RECORDS section start

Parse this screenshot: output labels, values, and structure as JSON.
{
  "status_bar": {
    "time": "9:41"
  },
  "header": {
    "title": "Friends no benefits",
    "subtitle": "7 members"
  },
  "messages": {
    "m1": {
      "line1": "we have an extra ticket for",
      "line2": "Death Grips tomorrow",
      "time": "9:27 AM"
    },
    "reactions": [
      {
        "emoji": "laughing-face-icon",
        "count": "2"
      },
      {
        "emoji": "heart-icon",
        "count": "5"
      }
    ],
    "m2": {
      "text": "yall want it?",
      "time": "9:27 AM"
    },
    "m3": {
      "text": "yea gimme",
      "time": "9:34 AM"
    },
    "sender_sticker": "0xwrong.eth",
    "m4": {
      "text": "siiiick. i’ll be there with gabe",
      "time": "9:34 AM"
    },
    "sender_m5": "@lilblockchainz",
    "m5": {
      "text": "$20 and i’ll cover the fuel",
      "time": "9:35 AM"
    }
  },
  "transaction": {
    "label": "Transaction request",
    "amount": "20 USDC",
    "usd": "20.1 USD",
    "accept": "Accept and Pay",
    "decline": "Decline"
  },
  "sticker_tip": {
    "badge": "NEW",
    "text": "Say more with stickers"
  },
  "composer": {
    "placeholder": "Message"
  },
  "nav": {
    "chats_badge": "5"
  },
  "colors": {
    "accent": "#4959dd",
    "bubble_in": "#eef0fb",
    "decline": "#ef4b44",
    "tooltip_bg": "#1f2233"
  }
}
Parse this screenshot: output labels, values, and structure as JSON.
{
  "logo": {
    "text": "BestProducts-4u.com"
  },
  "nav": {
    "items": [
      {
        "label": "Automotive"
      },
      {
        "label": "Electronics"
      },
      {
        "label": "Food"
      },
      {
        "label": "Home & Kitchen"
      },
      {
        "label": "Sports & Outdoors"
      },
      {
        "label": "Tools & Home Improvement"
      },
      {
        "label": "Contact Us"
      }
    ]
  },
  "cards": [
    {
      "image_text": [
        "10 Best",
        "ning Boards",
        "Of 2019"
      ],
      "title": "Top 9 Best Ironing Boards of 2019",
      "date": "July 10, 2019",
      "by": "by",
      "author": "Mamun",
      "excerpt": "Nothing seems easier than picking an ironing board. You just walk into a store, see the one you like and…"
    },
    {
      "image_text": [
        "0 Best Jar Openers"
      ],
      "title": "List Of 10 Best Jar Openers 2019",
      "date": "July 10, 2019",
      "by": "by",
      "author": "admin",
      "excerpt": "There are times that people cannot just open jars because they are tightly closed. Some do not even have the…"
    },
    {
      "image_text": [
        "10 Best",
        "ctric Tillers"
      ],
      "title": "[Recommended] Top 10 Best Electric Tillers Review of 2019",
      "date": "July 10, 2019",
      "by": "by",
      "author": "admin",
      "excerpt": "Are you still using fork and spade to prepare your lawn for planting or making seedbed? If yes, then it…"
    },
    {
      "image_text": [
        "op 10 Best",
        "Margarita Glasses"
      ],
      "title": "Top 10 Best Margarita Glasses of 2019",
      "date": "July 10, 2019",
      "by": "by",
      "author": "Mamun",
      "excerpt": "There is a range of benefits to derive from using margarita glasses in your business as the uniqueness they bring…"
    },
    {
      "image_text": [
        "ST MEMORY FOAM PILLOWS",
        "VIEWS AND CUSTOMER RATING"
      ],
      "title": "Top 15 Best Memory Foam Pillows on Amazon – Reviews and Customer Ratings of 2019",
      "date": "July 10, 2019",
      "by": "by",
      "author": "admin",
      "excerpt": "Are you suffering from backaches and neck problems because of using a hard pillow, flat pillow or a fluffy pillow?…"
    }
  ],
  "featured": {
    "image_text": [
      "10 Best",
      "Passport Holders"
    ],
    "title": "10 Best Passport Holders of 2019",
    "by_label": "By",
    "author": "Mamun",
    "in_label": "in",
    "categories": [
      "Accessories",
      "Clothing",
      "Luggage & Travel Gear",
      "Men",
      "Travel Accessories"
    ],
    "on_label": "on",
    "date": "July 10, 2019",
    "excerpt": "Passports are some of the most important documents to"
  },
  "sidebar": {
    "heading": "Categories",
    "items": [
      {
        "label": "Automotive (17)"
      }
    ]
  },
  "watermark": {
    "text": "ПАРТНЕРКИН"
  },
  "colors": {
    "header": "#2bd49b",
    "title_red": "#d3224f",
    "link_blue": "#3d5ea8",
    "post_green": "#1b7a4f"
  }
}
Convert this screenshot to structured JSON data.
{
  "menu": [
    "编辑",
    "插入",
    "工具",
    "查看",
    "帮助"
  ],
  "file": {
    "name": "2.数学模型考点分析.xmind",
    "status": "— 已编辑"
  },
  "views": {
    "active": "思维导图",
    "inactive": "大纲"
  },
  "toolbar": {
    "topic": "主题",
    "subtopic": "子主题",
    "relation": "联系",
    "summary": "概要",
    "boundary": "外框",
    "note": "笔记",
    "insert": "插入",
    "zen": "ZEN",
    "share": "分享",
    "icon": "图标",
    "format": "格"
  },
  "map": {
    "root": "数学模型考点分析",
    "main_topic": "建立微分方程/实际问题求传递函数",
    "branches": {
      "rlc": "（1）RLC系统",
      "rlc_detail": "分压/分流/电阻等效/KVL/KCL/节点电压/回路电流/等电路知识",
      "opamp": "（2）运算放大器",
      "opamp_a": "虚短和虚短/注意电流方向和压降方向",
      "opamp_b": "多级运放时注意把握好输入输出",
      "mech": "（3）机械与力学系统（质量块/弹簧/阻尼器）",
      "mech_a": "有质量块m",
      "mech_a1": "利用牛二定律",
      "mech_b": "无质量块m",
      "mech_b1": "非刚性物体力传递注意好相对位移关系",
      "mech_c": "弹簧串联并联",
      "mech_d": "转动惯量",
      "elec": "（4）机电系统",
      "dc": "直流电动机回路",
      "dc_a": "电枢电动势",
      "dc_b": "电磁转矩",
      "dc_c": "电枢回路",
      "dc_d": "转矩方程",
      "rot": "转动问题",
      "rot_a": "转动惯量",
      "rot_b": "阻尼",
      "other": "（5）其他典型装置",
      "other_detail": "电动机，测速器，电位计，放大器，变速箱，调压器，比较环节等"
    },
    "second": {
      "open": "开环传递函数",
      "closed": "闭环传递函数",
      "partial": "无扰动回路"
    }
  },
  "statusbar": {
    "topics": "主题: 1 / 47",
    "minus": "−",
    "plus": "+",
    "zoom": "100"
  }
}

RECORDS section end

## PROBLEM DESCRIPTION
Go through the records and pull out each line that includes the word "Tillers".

## REPLY TO THE EXERCISE
        "ctric Tillers"
      "title": "[Recommended] Top 10 Best Electric Tillers Review of 2019",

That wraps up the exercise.